The United Nations Democracy Fund (UNDEF) supports projects that strengthen the voice of civil society, promote the rule of law and human rights, and encourage the participation of all groups in democratic processes.
Created by the UN Secretary-General in 2005, it is the only UN entity that has the word “democracy” in its name; the only UN body with the primary purpose of supporting democracy through empowering civil society; and one of the youngest entities in the UN system.
Since 2007, UNDEF has funded some 600 projects in over 100 countries in Africa, the Arab region, Asia, Eastern Europe and Latin America, bringing total disbursement to over 160 million dollars. The large majority of funds go to local civil society groups.
In this way, UNDEF plays a new and unique role, working through civil society to complement the UN’s more traditional work with governments to strengthen democratic governance around the world. UNDEF targets the demand side of democracy, rather than the supply side. It depends entirely on voluntary contributions and has been supported by more than 40 governments so far. Donors include a range on non-traditional donors in Africa, Asia and Latin America.
Out of an average of 2000-3000 incoming project proposals per year, only about two per cent are selected for funding.

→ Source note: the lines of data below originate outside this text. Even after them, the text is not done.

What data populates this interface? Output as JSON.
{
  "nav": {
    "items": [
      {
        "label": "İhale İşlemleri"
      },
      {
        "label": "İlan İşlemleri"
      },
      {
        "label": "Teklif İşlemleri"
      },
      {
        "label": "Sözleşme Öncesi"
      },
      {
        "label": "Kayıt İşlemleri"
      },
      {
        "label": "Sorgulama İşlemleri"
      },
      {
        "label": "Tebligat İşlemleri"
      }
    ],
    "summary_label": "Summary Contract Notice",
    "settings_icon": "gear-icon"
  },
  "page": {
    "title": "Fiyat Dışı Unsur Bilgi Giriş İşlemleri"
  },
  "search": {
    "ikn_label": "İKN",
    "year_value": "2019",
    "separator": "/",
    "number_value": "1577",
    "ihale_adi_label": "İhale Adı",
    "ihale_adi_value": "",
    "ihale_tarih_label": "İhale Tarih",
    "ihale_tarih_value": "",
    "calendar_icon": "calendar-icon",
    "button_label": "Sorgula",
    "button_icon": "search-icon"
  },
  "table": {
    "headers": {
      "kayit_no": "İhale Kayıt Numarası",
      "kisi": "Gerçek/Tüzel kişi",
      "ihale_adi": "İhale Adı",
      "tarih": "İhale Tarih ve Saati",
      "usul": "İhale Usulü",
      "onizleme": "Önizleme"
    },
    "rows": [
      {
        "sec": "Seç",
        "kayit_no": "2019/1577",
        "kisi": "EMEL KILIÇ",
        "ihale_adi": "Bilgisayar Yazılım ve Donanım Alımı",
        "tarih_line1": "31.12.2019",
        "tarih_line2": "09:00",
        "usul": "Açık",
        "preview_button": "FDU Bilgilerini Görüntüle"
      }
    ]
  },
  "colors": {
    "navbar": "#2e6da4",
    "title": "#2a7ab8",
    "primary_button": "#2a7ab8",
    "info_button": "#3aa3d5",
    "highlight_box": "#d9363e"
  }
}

UNDEF projects are in seven main areas, including a sizeable share in rule of law, from access to justice to civil society participation in constitution-making:
- Rule of law and human rights
- Community Activism
- Women’s Empowerment
- Youth Engagement
- Media and Freedom of Information
- Strengthening Civil Society Capacity for Interaction with Government
- Tools for Knowledge